August 29, 2017

One of our most significant roles as lawyers is to serve our communities in meaningful ways, often by providing “pro bono” services to those in need. Pro bono is short for pro bono publico, and generally means “for the public good.” The goal is to help meet the continued need for a more accessible legal system by providing free legal services to those who could not otherwise afford it.


Pro bono is so integral to the profession that it is often characterized as an ethical responsibility and many state bar associations and employers either require or strongly encourage their lawyers to earn a certain number of hours per year.

So what does this mean for law students and future law school applicants? To prepare students for their future roles, most law schools encourage them to earn pro bono hours, and a growing number now include pro bono as a graduation requirement.

Pro bono benefits everyone involved. As a future lawyer and leader in your community, here’s what you can expect.

What are the benefits of pro bono?

The overwhelming benefits of pro bono can impact everyone involved — not just the client, but also the attorneys and any law students assisting with the effort. For law students and future law school applicants, pro bono is an excellent opportunity to:

  • Achieve personal growth
  • Meaningfully impact your community
  • Explore your career interests and other practice areas
  • Gain hands-on legal experience and sharpen your skills
  • Network and seek mentoring opportunities

How do law students participate in pro bono?

Even though law students are not licensed to practice law, they are still able to assist supervising attorneys with pro bono cases.

To find pro bono opportunities, law students can use programs provided through their law schools or they can reach out to individual attorneys, law firms and various nonprofits, including legal aid organizations. Students often assist with a variety of services, including legal research and writing, interacting with clients, or assisting with a court hearing or throughout an entire case.

If you are a future law school applicant, you are encouraged to develop a commitment to community service in whatever area you are passionate about. Whether it’s volunteering with a legal organization, an animal shelter or another charity of your choosing, you can start now as you prepare to join a profession that has such a meaningful impact on lives and entire communities.
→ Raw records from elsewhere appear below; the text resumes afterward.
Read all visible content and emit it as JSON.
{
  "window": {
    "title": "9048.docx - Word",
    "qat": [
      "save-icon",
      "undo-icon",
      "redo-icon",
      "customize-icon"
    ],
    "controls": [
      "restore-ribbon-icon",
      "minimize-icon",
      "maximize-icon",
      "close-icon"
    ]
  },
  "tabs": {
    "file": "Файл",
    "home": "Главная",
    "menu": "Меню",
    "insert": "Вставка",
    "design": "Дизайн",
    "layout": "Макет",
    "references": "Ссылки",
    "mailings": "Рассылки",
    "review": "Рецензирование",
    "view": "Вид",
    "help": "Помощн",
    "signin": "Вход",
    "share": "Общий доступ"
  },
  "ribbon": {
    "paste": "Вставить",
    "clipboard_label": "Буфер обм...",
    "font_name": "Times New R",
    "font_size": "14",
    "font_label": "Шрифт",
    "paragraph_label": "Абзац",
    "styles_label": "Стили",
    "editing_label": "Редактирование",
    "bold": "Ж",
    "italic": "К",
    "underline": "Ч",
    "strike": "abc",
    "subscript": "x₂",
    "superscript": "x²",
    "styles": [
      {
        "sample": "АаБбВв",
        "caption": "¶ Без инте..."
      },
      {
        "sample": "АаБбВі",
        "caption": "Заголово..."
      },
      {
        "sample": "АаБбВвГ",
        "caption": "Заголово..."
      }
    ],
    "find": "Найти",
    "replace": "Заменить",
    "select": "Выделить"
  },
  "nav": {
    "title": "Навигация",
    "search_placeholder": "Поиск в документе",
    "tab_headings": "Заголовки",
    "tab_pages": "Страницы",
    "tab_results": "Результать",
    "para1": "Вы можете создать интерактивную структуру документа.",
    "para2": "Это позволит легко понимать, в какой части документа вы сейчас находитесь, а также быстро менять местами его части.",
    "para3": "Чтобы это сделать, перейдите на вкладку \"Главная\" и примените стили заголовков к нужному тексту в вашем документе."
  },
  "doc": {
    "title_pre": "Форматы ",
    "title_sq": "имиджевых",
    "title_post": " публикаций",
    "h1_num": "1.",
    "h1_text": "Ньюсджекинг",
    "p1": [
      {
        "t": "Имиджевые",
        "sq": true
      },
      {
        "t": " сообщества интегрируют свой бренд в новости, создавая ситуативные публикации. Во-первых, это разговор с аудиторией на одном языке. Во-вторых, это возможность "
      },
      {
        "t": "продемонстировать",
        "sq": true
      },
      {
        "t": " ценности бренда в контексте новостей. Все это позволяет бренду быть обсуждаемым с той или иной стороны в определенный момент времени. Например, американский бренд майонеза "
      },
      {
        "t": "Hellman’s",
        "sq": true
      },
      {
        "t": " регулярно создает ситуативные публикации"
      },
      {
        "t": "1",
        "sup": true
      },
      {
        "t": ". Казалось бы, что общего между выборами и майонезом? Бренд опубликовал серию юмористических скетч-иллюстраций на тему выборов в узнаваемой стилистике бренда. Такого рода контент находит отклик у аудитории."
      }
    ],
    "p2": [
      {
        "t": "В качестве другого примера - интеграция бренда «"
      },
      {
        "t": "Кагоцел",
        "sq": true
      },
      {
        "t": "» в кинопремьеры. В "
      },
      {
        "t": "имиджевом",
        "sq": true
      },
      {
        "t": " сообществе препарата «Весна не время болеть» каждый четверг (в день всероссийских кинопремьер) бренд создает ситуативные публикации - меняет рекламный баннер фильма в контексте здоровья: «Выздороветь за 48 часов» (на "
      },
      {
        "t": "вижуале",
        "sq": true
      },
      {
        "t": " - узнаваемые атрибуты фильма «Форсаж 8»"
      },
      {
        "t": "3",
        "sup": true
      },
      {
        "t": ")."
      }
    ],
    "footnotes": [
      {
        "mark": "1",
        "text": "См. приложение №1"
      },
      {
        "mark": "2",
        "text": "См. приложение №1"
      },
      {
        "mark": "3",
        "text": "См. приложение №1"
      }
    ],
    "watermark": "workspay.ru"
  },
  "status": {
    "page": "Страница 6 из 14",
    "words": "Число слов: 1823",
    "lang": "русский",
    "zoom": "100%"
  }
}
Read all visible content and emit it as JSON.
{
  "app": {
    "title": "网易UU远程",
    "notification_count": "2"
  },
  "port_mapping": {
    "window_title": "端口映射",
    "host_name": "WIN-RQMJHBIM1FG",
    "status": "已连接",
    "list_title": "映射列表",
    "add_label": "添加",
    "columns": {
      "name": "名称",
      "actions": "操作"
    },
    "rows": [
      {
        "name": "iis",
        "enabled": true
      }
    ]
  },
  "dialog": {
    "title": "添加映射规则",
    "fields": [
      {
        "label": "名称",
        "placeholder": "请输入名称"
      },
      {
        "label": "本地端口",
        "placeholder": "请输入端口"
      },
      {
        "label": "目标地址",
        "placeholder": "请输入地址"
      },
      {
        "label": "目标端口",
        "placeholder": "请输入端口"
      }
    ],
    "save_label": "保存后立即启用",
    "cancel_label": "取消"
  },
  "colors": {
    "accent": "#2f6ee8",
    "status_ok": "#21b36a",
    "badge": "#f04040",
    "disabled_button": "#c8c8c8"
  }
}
To learn more about pro bono and your local community service opportunities:

Pro Bono Initiatives at Stetson University College of Law
The Florida Bar Foundation - Mission
Equal Justice Works

Topics: Law School Insider Tips